Officials with the AARP are seeking changes in how nursing homes deal with the coronavirus pandemic.

The country’s largest organization representing elderly Americans is pushing a five-point plan that it says is necessary to better protect residents of long-term care facilities. Included in the requests are more stringent policies within the facilities, as well as more funding from the government to implement necessary changes.

The plan asks for improvements in staffing, transparency, and access to PPE and testing. It also seeks avenues through which families and friends of residents can set up virtual visits in the event that it is unsafe to visit in person.

Charles Williams, the head of the Kentucky AARP Executive Council, said that it’s important for such visits to be possible in order to promote transparency, as well as to allow residents to see familiar faces – something that can improve mental and emotional health.

“When we can see our loved ones, we know what their status is, what is going on with them, and what kind of care they’re getting,” he said. “And we can also discuss their situations with the staff. So if we cannot have these visitation rights because of COVID-19 and isolation, we think that through virtual visitations, we will still be able to see our loved ones.

Williams added that lawmakers can help facilitate the action sought by the AARP by appropriating more funding to the sector. Another way the legislative branch can play a role, he said, is by rejecting any proposals that would shield nursing homes from lawsuits related to COVID-19.

“All we’re saying is we’re in a dire situation and we want to make sure that Congress is doing its part to ensure that the monies are made available and properly used and properly distributed,” he said.

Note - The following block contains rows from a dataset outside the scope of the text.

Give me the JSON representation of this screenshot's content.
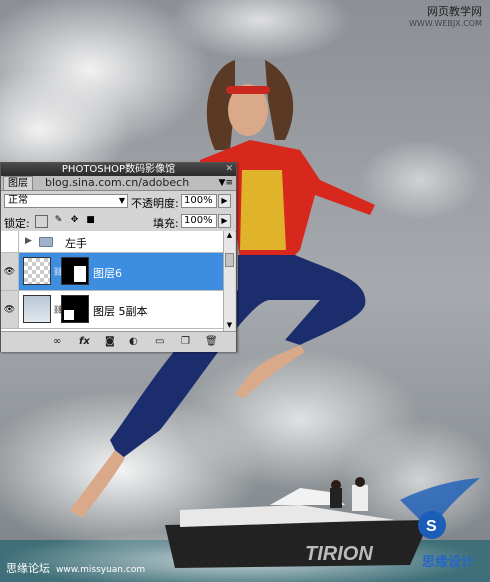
{
  "watermarks": {
    "top_right_name": "网页教学网",
    "top_right_url": "WWW.WEBJX.COM",
    "bottom_left_name": "思缘论坛",
    "bottom_left_url": "www.missyuan.com",
    "boat_text": "TIRION",
    "logo_text": "思缘设计"
  },
  "panel": {
    "title": "PHOTOSHOP数码影像馆",
    "tab_label": "图层",
    "blog_text": "blog.sina.com.cn/adobech",
    "blend_mode": "正常",
    "opacity_label": "不透明度:",
    "opacity_value": "100%",
    "lock_label": "锁定:",
    "fill_label": "填充:",
    "fill_value": "100%",
    "layers": [
      {
        "name": "左手",
        "type": "group",
        "selected": false,
        "visible": false
      },
      {
        "name": "图层6",
        "type": "layer",
        "selected": true,
        "visible": true
      },
      {
        "name": "图层 5副本",
        "type": "layer",
        "selected": false,
        "visible": true
      }
    ],
    "bottom_icons": [
      "link-icon",
      "fx-icon",
      "mask-icon",
      "adjustment-icon",
      "group-icon",
      "new-layer-icon",
      "trash-icon"
    ],
    "selection_color": "#3d8ee0"
  }
}
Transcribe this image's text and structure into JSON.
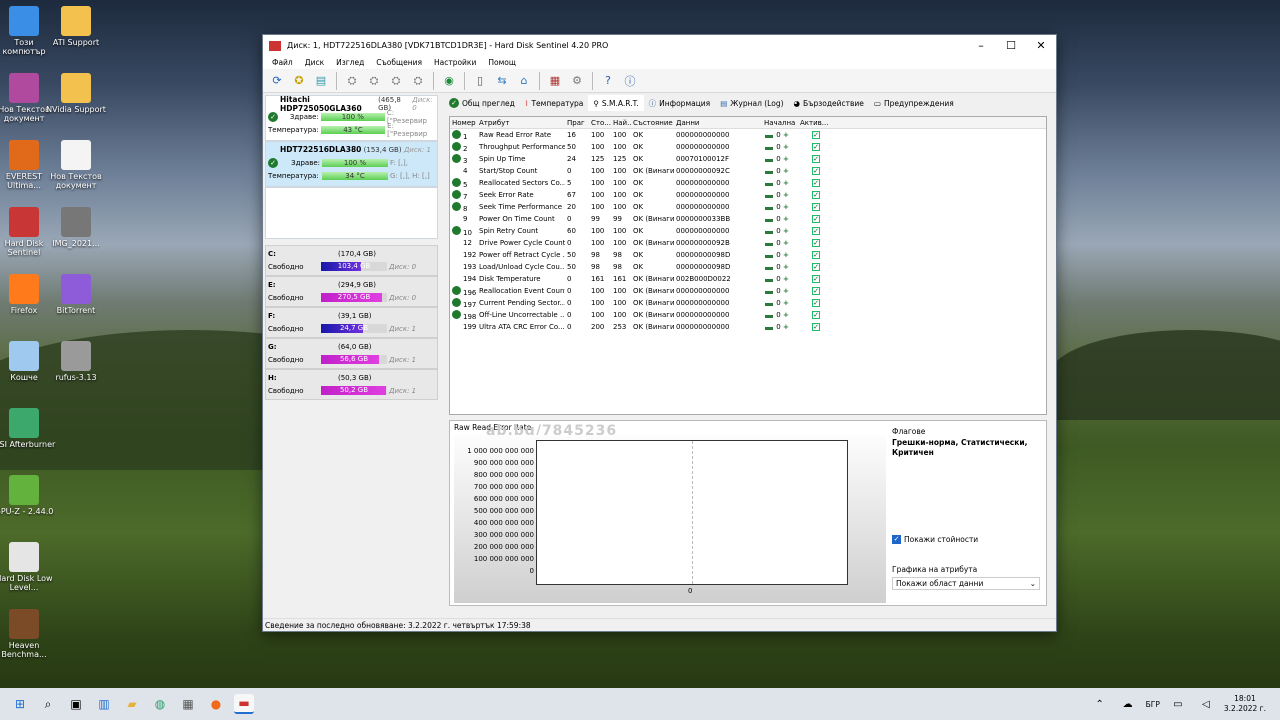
{
  "window": {
    "title": "Диск: 1, HDT722516DLA380 [VDK71BTCD1DR3E]  -  Hard Disk Sentinel 4.20 PRO"
  },
  "menu": [
    "Файл",
    "Диск",
    "Изглед",
    "Съобщения",
    "Настройки",
    "Помощ"
  ],
  "disks": [
    {
      "name": "Hitachi HDP725050GLA360",
      "size": "(465,8 GB)",
      "disk": "Диск: 0",
      "health_label": "Здраве:",
      "health": "100 %",
      "health_extra": "C: [\"Резервир",
      "temp_label": "Температура:",
      "temp": "43 °C",
      "temp_extra": "E: [\"Резервир"
    },
    {
      "name": "HDT722516DLA380",
      "size": "(153,4 GB)",
      "disk": "Диск: 1",
      "health_label": "Здраве:",
      "health": "100 %",
      "health_extra": "F: [,],",
      "temp_label": "Температура:",
      "temp": "34 °C",
      "temp_extra": "G: [,], H: [,]"
    }
  ],
  "partitions": [
    {
      "letter": "C:",
      "size": "(170,4 GB)",
      "free_label": "Свободно",
      "free": "103,4 GB",
      "disk": "Диск: 0",
      "fill": 0.61
    },
    {
      "letter": "E:",
      "size": "(294,9 GB)",
      "free_label": "Свободно",
      "free": "270,5 GB",
      "disk": "Диск: 0",
      "fill": 0.92
    },
    {
      "letter": "F:",
      "size": "(39,1 GB)",
      "free_label": "Свободно",
      "free": "24,7 GB",
      "disk": "Диск: 1",
      "fill": 0.63
    },
    {
      "letter": "G:",
      "size": "(64,0 GB)",
      "free_label": "Свободно",
      "free": "56,6 GB",
      "disk": "Диск: 1",
      "fill": 0.88
    },
    {
      "letter": "H:",
      "size": "(50,3 GB)",
      "free_label": "Свободно",
      "free": "50,2 GB",
      "disk": "Диск: 1",
      "fill": 0.99
    }
  ],
  "tabs": [
    "Общ преглед",
    "Температура",
    "S.M.A.R.T.",
    "Информация",
    "Журнал (Log)",
    "Бързодействие",
    "Предупреждения"
  ],
  "smart": {
    "headers": [
      "Номер",
      "Атрибут",
      "Праг",
      "Сто...",
      "Най...",
      "Състояние",
      "Данни",
      "Начална",
      "Актив..."
    ],
    "rows": [
      {
        "n": "1",
        "attr": "Raw Read Error Rate",
        "th": "16",
        "v": "100",
        "w": "100",
        "st": "OK",
        "data": "000000000000",
        "start": "0",
        "ok": true
      },
      {
        "n": "2",
        "attr": "Throughput Performance",
        "th": "50",
        "v": "100",
        "w": "100",
        "st": "OK",
        "data": "000000000000",
        "start": "0",
        "ok": true
      },
      {
        "n": "3",
        "attr": "Spin Up Time",
        "th": "24",
        "v": "125",
        "w": "125",
        "st": "OK",
        "data": "00070100012F",
        "start": "0",
        "ok": true
      },
      {
        "n": "4",
        "attr": "Start/Stop Count",
        "th": "0",
        "v": "100",
        "w": "100",
        "st": "OK (Винаги...",
        "data": "00000000092C",
        "start": "0",
        "ok": false
      },
      {
        "n": "5",
        "attr": "Reallocated Sectors Co...",
        "th": "5",
        "v": "100",
        "w": "100",
        "st": "OK",
        "data": "000000000000",
        "start": "0",
        "ok": true
      },
      {
        "n": "7",
        "attr": "Seek Error Rate",
        "th": "67",
        "v": "100",
        "w": "100",
        "st": "OK",
        "data": "000000000000",
        "start": "0",
        "ok": true
      },
      {
        "n": "8",
        "attr": "Seek Time Performance",
        "th": "20",
        "v": "100",
        "w": "100",
        "st": "OK",
        "data": "000000000000",
        "start": "0",
        "ok": true
      },
      {
        "n": "9",
        "attr": "Power On Time Count",
        "th": "0",
        "v": "99",
        "w": "99",
        "st": "OK (Винаги...",
        "data": "0000000033BB",
        "start": "0",
        "ok": false
      },
      {
        "n": "10",
        "attr": "Spin Retry Count",
        "th": "60",
        "v": "100",
        "w": "100",
        "st": "OK",
        "data": "000000000000",
        "start": "0",
        "ok": true
      },
      {
        "n": "12",
        "attr": "Drive Power Cycle Count",
        "th": "0",
        "v": "100",
        "w": "100",
        "st": "OK (Винаги...",
        "data": "00000000092B",
        "start": "0",
        "ok": false
      },
      {
        "n": "192",
        "attr": "Power off Retract Cycle ...",
        "th": "50",
        "v": "98",
        "w": "98",
        "st": "OK",
        "data": "00000000098D",
        "start": "0",
        "ok": false
      },
      {
        "n": "193",
        "attr": "Load/Unload Cycle Cou...",
        "th": "50",
        "v": "98",
        "w": "98",
        "st": "OK",
        "data": "00000000098D",
        "start": "0",
        "ok": false
      },
      {
        "n": "194",
        "attr": "Disk Temperature",
        "th": "0",
        "v": "161",
        "w": "161",
        "st": "OK (Винаги...",
        "data": "002B000D0022",
        "start": "0",
        "ok": false
      },
      {
        "n": "196",
        "attr": "Reallocation Event Count",
        "th": "0",
        "v": "100",
        "w": "100",
        "st": "OK (Винаги...",
        "data": "000000000000",
        "start": "0",
        "ok": true
      },
      {
        "n": "197",
        "attr": "Current Pending Sector...",
        "th": "0",
        "v": "100",
        "w": "100",
        "st": "OK (Винаги...",
        "data": "000000000000",
        "start": "0",
        "ok": true
      },
      {
        "n": "198",
        "attr": "Off-Line Uncorrectable ...",
        "th": "0",
        "v": "100",
        "w": "100",
        "st": "OK (Винаги...",
        "data": "000000000000",
        "start": "0",
        "ok": true
      },
      {
        "n": "199",
        "attr": "Ultra ATA CRC Error Co...",
        "th": "0",
        "v": "200",
        "w": "253",
        "st": "OK (Винаги...",
        "data": "000000000000",
        "start": "0",
        "ok": false
      }
    ]
  },
  "chart": {
    "title": "Raw Read Error Rate",
    "yticks": [
      "1 000 000 000 000",
      "900 000 000 000",
      "800 000 000 000",
      "700 000 000 000",
      "600 000 000 000",
      "500 000 000 000",
      "400 000 000 000",
      "300 000 000 000",
      "200 000 000 000",
      "100 000 000 000",
      "0"
    ],
    "x_label": "0"
  },
  "side": {
    "flags_label": "Флагове",
    "flags": "Грешки-норма, Статистически, Критичен",
    "show_values": "Покажи стойности",
    "attr_graph_label": "Графика на атрибута",
    "attr_graph_value": "Покажи област данни"
  },
  "status": "Сведение за последно обновяване: 3.2.2022 г. четвъртък 17:59:38",
  "watermark": "ab.bg/7845236",
  "desktop": [
    {
      "label": "Този компютър",
      "color": "#3a8ee6"
    },
    {
      "label": "ATI Support",
      "color": "#f2c14e"
    },
    {
      "label": "Нов Текстов документ",
      "color": "#b04a9e"
    },
    {
      "label": "NVidia Support",
      "color": "#f2c14e"
    },
    {
      "label": "EVEREST Ultima...",
      "color": "#e06a1a"
    },
    {
      "label": "Нов Текстов документ",
      "color": "#f4f4f4"
    },
    {
      "label": "Hard Disk Sentinel",
      "color": "#c93636"
    },
    {
      "label": "IMG_2021...",
      "color": "#777777"
    },
    {
      "label": "Firefox",
      "color": "#ff7a1a"
    },
    {
      "label": "BitTorrent",
      "color": "#8e5cd8"
    },
    {
      "label": "Кошче",
      "color": "#9fc9ef"
    },
    {
      "label": "rufus-3.13",
      "color": "#9a9a9a"
    },
    {
      "label": "MSI Afterburner",
      "color": "#3da86b"
    },
    {
      "label": "GPU-Z - 2.44.0",
      "color": "#62b23d"
    },
    {
      "label": "Hard Disk Low Level...",
      "color": "#e5e5e5"
    },
    {
      "label": "Heaven Benchma...",
      "color": "#7a4b26"
    }
  ],
  "tray": {
    "lang": "БГР",
    "time": "18:01",
    "date": "3.2.2022 г."
  }
}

Kentucky’s latest COVID-19 figures show 1,952 cases and 376 deaths among residents of nursing homes, with 184 facilities affected. Nursing home staff have also seen 965 positive cases.

John Boyle is WFPL news editor. Previously, he was a reporter and editor at focused on Southern Indiana. He is a corps member with Report For America, a national service program that places journalists into local newsrooms.